((

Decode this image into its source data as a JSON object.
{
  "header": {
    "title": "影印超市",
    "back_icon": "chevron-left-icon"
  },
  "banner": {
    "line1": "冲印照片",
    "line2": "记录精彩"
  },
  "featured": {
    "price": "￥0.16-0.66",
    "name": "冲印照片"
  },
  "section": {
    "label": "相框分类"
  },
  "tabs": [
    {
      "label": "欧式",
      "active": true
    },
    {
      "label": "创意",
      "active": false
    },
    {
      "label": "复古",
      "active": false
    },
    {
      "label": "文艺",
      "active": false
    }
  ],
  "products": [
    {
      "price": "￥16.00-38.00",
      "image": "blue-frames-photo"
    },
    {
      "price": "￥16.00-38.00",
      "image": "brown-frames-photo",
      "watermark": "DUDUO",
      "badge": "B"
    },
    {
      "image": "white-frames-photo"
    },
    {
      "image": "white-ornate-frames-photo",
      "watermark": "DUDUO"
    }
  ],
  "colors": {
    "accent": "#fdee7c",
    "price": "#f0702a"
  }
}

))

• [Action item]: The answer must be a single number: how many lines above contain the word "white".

• [Result of the task]: 2